Your final exam: recover an out-of-control spacecraft!
For most students, taking a final exam means poring over a test – solving problems, answering questions, and doing your best to summon forth the knowledge you obtained during the semester.
What if you took a final that included commanding and controlling a spacecraft?
For Capitol students enrolled in Ground Systems Engineering, part of the school’s astronautical engineering curriculum, the exam included exactly this kind of challenge. The course incorporates a dynamic flight simulator provided by The Hammers Company and housed in the university’s Space Flight Operations Center (SFOTC).
To wrap up the course, students were grouped into four-person teams and put in command of two virtual spacecraft over a three-day period. They were provided station contact times and had to ensure that a member was on console to uplink command sequences to turn on spacecraft telemetry, downlink engineering data and verify the health and safety of the spacecraft.
Use of virtual spacecraft allows students to gain real-time training, but without risking damage to actual, billion-dollar equipment, says Marcel Mabson, who co-teaches the course with another Capitol professor, Rishabh Maharaja.
“From the operator’s standpoint, when you’re on the system, it looks exactly like the spacecraft,” explains Mabson.
To up the challenge – and provide practice in dealing with the kind of anomalies that occur in actual missions – the two professors introduced a number of problems and errors, including loss of telemetry due to a misconfigured command sequence, as well as loss of command over the spacecraft. During each event students had to use lessons learned during class lecture and labs to recover the spacecraft and restore spacecraft telemetry and command capabilities.

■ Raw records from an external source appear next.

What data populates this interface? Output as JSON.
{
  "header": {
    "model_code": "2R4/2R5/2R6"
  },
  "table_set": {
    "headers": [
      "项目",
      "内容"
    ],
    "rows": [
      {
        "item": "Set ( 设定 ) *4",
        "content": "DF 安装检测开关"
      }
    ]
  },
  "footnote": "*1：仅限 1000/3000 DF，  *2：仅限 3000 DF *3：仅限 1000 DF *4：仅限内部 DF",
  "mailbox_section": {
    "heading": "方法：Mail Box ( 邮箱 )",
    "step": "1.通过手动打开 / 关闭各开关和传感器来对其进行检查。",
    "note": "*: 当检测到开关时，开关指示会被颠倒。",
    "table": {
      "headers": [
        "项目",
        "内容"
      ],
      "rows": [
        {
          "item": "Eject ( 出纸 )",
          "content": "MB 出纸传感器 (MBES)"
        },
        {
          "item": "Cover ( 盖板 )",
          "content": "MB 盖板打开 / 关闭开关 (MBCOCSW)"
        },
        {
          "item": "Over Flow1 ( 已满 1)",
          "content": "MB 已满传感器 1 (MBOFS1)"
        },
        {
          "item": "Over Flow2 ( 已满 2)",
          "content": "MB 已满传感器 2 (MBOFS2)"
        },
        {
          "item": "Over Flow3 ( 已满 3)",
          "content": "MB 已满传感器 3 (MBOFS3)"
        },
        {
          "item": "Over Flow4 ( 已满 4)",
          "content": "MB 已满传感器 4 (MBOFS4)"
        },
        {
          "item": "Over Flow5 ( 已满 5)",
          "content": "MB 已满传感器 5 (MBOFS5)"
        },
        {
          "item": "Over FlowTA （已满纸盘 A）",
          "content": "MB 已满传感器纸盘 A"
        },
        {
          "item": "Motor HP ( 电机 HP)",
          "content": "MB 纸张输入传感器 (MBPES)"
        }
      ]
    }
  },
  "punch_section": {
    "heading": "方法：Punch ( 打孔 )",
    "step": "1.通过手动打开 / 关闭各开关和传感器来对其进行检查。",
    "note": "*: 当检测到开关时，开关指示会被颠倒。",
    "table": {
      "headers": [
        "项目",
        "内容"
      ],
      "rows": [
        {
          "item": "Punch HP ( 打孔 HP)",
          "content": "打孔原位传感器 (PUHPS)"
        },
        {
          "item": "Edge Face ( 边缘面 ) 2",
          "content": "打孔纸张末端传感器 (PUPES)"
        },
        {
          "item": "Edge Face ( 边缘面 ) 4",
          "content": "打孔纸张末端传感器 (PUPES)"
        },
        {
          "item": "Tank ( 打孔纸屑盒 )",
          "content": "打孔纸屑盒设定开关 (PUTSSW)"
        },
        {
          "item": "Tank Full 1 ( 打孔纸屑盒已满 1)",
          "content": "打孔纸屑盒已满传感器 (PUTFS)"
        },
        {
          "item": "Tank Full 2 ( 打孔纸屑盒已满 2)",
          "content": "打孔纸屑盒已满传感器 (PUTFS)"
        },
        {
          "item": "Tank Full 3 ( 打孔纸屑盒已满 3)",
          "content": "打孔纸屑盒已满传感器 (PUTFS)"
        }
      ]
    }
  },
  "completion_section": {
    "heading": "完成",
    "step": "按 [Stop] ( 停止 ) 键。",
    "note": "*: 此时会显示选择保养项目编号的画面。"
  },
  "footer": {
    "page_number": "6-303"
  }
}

“Both student teams successfully met all objectives and are now preparing for part two of the final,” Mabson said. “This was the 1st time the SFOTC was used in this manner. The students enjoyed the experience and developed skills that will carry them to careers in mission operations.”
Pictured: Nathan Zopfi (left), Michael Rarick